In a recent article, White-collar robots roll into schools, hospitals and offices, reporter Hannah Kuchler of the Financial Times explores how robots are increasingly emerging in schools, hospitals and offices to. Sharing examples of companies pioneering the robotics charge, Kuchler highlights how Blue Prism’s robotic automation software is revolutionizing back office processes by reducing costs and increasing efficiency. She cites CEO Alastair Bathgate, who explains that Blue Prism’s software robots can be trained to do the work of tens of thousands of back office employees, freeing up human workers to focus on roles that require empathy, human intelligence, sympathy, creativity and entrepreneurialism.
For the full article, see this link or check out the excerpt below:
But some robots come in less robot-like shapes. Blue Prism, a UK-based company that works for the back office of customers including Barclays and the Co-operative Bank, sells a robot that looks just like automated software. What makes it a robot is that it fills in forms and uses computer systems just like a human, without any extra changes to the IT platform.
Alastair Bathgate, chief executive, says robots can be trained to do the work of tens of thousands of back office employees. Clients can still have a human answering the phone, but when they take down the details of someone’s lost credit card, for example, they can pass the form-filling to a robot.
“This is not about a load of P45s [the form given to UK workers when they lose their jobs]; it is about reallocating costs,” he says.

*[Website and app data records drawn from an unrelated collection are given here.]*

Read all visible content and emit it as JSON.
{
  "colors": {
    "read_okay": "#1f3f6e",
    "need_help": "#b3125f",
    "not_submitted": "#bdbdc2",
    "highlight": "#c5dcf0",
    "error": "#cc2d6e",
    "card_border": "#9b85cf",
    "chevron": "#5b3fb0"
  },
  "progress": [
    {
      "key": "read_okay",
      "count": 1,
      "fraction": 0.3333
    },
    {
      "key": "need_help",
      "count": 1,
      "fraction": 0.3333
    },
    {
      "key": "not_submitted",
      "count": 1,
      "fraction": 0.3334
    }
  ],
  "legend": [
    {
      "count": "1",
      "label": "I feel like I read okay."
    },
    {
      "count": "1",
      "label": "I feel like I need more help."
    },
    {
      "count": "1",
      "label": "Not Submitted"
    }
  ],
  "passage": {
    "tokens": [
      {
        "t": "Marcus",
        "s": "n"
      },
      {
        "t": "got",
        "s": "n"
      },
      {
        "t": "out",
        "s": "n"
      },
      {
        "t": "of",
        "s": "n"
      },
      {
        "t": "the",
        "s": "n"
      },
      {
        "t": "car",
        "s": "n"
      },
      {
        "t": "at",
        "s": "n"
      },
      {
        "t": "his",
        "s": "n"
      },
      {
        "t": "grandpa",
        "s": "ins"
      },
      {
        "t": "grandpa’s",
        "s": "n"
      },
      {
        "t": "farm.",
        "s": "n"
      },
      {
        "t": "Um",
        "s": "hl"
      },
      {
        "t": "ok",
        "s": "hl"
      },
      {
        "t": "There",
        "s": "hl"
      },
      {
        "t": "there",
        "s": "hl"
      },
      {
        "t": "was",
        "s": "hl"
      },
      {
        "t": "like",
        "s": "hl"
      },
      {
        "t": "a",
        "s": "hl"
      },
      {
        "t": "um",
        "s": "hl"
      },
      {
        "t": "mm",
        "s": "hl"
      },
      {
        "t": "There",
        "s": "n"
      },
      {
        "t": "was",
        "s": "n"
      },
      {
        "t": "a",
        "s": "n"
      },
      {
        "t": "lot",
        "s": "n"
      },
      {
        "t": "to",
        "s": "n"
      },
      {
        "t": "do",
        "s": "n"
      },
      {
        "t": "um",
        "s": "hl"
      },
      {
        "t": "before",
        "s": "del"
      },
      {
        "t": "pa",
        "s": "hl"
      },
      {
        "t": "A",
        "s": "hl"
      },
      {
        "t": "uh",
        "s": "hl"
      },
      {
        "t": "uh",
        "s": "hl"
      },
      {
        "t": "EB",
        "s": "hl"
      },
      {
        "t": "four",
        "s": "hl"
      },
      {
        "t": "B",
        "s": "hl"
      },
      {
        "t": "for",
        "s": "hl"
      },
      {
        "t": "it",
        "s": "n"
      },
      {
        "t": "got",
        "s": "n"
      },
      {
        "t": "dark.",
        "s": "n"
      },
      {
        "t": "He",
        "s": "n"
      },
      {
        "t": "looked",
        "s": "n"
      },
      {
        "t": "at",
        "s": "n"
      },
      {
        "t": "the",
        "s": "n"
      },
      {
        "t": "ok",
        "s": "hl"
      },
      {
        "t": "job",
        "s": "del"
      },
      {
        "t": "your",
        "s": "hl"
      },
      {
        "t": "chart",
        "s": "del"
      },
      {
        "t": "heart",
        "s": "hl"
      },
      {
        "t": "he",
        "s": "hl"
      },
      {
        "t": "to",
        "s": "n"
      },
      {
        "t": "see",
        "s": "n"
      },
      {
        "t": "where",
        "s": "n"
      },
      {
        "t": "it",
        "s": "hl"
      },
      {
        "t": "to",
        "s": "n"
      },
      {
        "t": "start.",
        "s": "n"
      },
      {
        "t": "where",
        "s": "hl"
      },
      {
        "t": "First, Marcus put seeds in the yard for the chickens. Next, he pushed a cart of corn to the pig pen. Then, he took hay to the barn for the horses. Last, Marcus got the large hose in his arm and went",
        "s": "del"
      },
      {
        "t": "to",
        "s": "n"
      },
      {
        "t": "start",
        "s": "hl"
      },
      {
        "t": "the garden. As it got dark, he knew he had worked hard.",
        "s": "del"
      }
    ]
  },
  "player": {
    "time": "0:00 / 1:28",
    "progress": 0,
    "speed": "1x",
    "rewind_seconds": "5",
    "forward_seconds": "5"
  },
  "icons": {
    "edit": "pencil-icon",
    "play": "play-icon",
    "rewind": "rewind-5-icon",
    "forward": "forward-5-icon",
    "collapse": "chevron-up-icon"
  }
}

Robots, he adds, are not very good at apologising to customers, but are more accurate than humans at completing the paperwork. “They cannot replicate empathy, human intelligence, sympathy, creativity or entrepreneurialism, but they can carry out humdrum activities.”